+ 24 th Actuarial Report (update to 23 rd ) Due to the uncertainty about future possible changes in retirement benefit uptake behavior that would result from the proposed amendments, two sensitivity tests have been prepared. If the retirement benefit uptake rate at age 60 were to increase by 20 percentage points, the minimum contribution rate would decrease from 9.84% to 9.77%. If, instead, the retirement benefit uptake rate at age 65 were to increase by 20 percentage points, the minimum contribution rate would increase to 9.91%.
+ Take it at 60? $11,217 if you wait, $7,852 old rules, $6,506 new rules. PV of benefit age 60 – 82 at 6%: Full Pension $90,754 Old Rules Early $96,601 New Rules Early $80,041 PV of benefit age 60 – 82 at 10%: Full Pension $57,120 Old Rules Early $69,748 New Rules Early $57,791

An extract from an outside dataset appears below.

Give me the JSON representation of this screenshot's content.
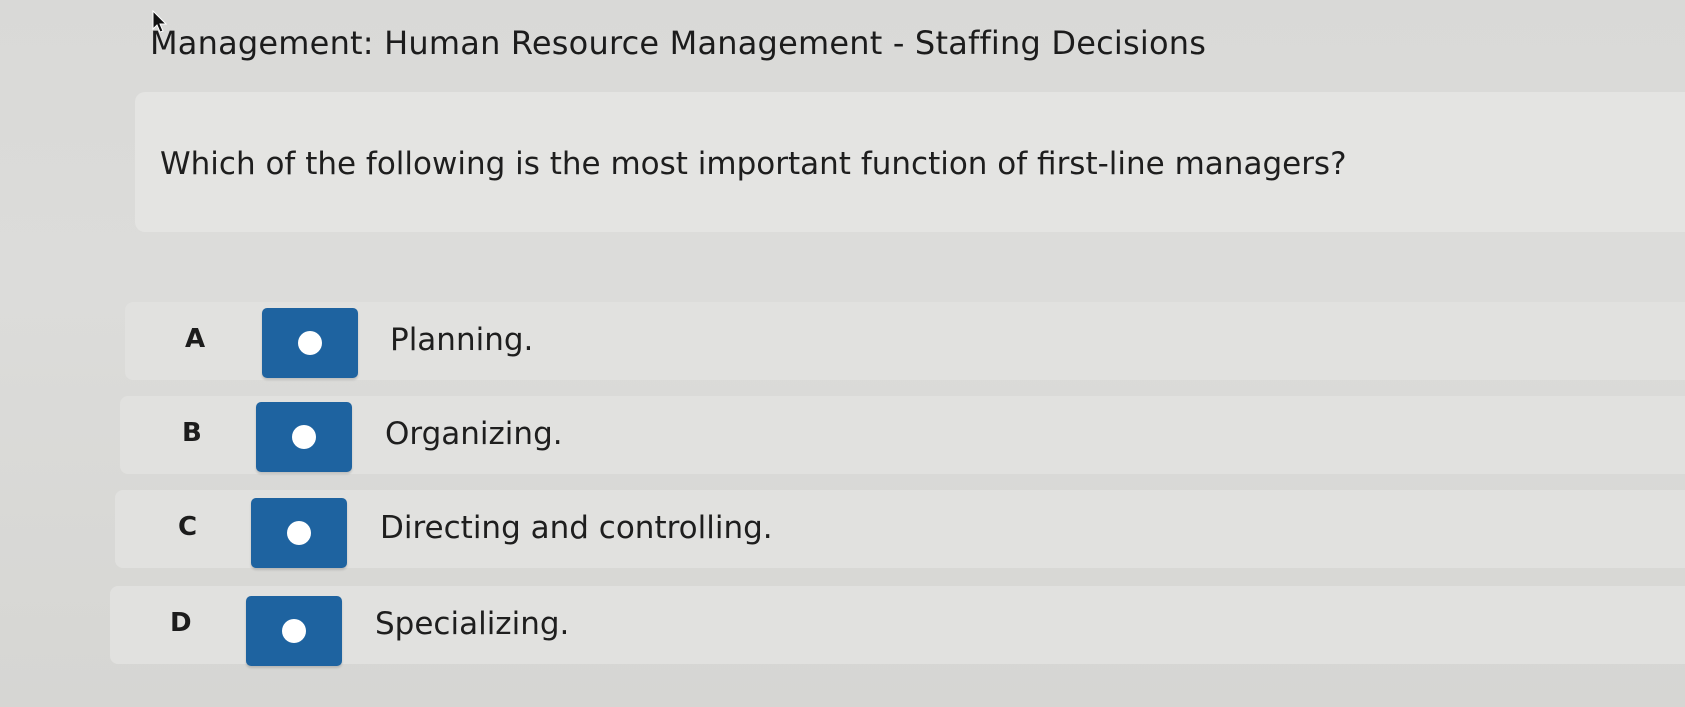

+ Conclusions CPP is in good hands and adequately funded for the next 75 years. Change to working beneficiaries will cause owner-managers to consider T5 or T4PS income starting in 2012. Change to early retirement adjustments will cause many to take it in 2011 (or soon) in the near future or delay to 65 in the coming years.